◆ About this task: Each line of the listing that contains "java" should be found and copied.

◆ Task inputs:
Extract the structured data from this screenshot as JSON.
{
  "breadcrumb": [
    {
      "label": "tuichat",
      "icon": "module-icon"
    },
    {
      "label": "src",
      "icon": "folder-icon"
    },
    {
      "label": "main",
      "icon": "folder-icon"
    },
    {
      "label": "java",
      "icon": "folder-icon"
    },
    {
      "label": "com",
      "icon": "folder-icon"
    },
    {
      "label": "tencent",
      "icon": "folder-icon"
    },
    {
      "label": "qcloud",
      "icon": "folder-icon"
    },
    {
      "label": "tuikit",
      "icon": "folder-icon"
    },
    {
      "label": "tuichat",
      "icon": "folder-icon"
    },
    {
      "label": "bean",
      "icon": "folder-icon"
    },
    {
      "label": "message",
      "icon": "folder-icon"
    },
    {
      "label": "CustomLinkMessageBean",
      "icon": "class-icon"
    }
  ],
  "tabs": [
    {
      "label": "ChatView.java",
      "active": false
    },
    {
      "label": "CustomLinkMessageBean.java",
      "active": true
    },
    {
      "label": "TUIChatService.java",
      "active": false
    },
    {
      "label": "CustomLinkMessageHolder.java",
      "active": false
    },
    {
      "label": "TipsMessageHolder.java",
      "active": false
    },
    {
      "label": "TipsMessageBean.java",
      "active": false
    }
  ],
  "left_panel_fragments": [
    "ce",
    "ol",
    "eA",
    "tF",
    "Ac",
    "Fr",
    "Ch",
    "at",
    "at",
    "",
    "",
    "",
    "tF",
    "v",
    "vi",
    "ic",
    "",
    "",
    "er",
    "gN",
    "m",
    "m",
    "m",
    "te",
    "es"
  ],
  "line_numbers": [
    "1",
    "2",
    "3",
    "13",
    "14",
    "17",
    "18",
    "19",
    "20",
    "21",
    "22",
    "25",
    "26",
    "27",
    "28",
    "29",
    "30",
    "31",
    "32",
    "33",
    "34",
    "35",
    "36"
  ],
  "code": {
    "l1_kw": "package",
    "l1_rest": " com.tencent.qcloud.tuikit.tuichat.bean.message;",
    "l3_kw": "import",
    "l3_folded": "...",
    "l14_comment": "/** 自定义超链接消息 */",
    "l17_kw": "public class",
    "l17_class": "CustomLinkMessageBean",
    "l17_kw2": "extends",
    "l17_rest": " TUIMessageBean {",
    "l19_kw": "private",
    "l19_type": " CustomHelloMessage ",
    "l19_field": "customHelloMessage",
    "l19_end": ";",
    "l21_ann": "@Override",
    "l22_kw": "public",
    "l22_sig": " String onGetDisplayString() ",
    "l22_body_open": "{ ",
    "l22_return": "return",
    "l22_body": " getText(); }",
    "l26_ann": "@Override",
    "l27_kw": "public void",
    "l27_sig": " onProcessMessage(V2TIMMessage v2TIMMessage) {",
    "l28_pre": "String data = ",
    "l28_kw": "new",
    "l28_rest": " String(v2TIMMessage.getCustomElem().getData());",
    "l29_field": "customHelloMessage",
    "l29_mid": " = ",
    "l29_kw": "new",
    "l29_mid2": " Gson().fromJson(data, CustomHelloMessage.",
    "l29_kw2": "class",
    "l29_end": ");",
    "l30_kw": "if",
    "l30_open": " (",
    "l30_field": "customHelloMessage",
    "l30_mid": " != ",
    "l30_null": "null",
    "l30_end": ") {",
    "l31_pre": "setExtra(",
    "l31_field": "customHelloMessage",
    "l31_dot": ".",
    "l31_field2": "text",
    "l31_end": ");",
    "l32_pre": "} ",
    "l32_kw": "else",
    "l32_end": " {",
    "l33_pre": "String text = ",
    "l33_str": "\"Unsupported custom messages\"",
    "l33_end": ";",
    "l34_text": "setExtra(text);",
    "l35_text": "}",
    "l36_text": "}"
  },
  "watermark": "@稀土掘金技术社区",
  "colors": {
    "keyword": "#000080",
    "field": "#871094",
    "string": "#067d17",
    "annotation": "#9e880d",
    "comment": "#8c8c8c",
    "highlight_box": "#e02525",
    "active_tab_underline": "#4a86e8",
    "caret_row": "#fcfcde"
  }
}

◆ Solution:
      "label": "java",
      "label": "ChatView.java",
      "label": "CustomLinkMessageBean.java",
      "label": "TUIChatService.java",
      "label": "CustomLinkMessageHolder.java",
      "label": "TipsMessageHolder.java",
      "label": "TipsMessageBean.java",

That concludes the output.